### Dataset records

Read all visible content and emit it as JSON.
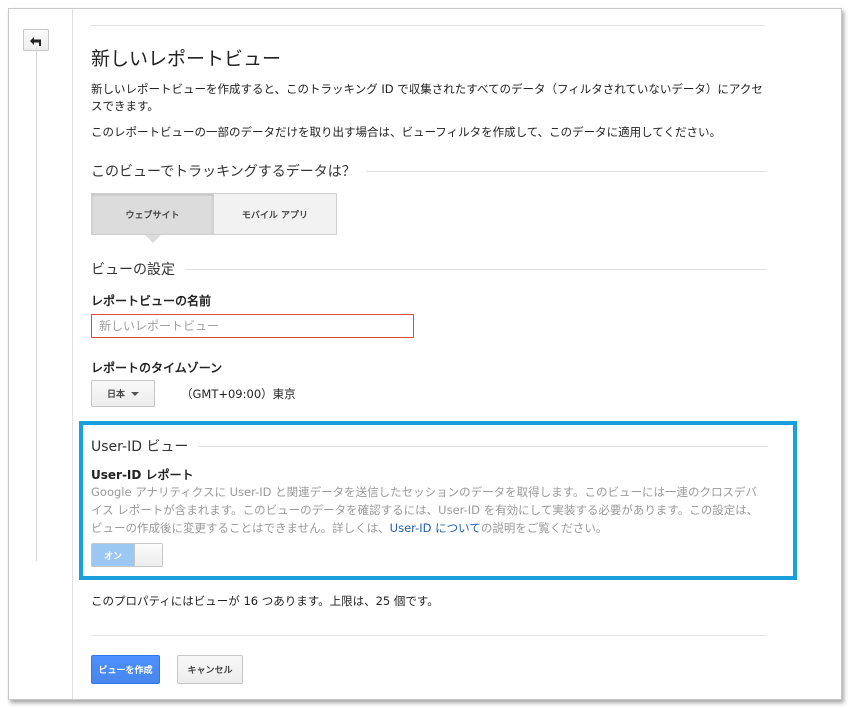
{
  "page": {
    "title": "新しいレポートビュー",
    "intro_paragraph": "新しいレポートビューを作成すると、このトラッキング ID で収集されたすべてのデータ（フィルタされていないデータ）にアクセスできます。",
    "filter_paragraph": "このレポートビューの一部のデータだけを取り出す場合は、ビューフィルタを作成して、このデータに適用してください。"
  },
  "tracking": {
    "section_title": "このビューでトラッキングするデータは？",
    "options": [
      {
        "label": "ウェブサイト",
        "selected": true
      },
      {
        "label": "モバイル アプリ",
        "selected": false
      }
    ]
  },
  "view_settings": {
    "section_title": "ビューの設定",
    "name_label": "レポートビューの名前",
    "name_placeholder": "新しいレポートビュー",
    "timezone_label": "レポートのタイムゾーン",
    "timezone_country": "日本",
    "timezone_value": "（GMT+09:00）東京"
  },
  "user_id": {
    "section_title": "User-ID ビュー",
    "report_label": "User-ID レポート",
    "description_before_link": "Google アナリティクスに User-ID と関連データを送信したセッションのデータを取得します。このビューには一連のクロスデバイス レポートが含まれます。このビューのデータを確認するには、User-ID を有効にして実装する必要があります。この設定は、ビューの作成後に変更することはできません。詳しくは、",
    "description_link": "User-ID について",
    "description_after_link": "の説明をご覧ください。",
    "toggle_label": "オン",
    "toggle_state": "on",
    "highlight_color": "#1a9fdd"
  },
  "limit_text": "このプロパティにはビューが 16 つあります。上限は、25 個です。",
  "actions": {
    "create_label": "ビューを作成",
    "cancel_label": "キャンセル"
  },
  "icons": {
    "back": "back-arrow-icon"
  }
}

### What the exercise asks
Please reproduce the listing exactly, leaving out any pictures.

### Your solution
Read all visible content and emit it as JSON.
{
  "page": {
    "title": "新しいレポートビュー",
    "intro_paragraph": "新しいレポートビューを作成すると、このトラッキング ID で収集されたすべてのデータ（フィルタされていないデータ）にアクセスできます。",
    "filter_paragraph": "このレポートビューの一部のデータだけを取り出す場合は、ビューフィルタを作成して、このデータに適用してください。"
  },
  "tracking": {
    "section_title": "このビューでトラッキングするデータは？",
    "options": [
      {
        "label": "ウェブサイト",
        "selected": true
      },
      {
        "label": "モバイル アプリ",
        "selected": false
      }
    ]
  },
  "view_settings": {
    "section_title": "ビューの設定",
    "name_label": "レポートビューの名前",
    "name_placeholder": "新しいレポートビュー",
    "timezone_label": "レポートのタイムゾーン",
    "timezone_country": "日本",
    "timezone_value": "（GMT+09:00）東京"
  },
  "user_id": {
    "section_title": "User-ID ビュー",
    "report_label": "User-ID レポート",
    "description_before_link": "Google アナリティクスに User-ID と関連データを送信したセッションのデータを取得します。このビューには一連のクロスデバイス レポートが含まれます。このビューのデータを確認するには、User-ID を有効にして実装する必要があります。この設定は、ビューの作成後に変更することはできません。詳しくは、",
    "description_link": "User-ID について",
    "description_after_link": "の説明をご覧ください。",
    "toggle_label": "オン",
    "toggle_state": "on",
    "highlight_color": "#1a9fdd"
  },
  "limit_text": "このプロパティにはビューが 16 つあります。上限は、25 個です。",
  "actions": {
    "create_label": "ビューを作成",
    "cancel_label": "キャンセル"
  },
  "icons": {
    "back": "back-arrow-icon"
  }
}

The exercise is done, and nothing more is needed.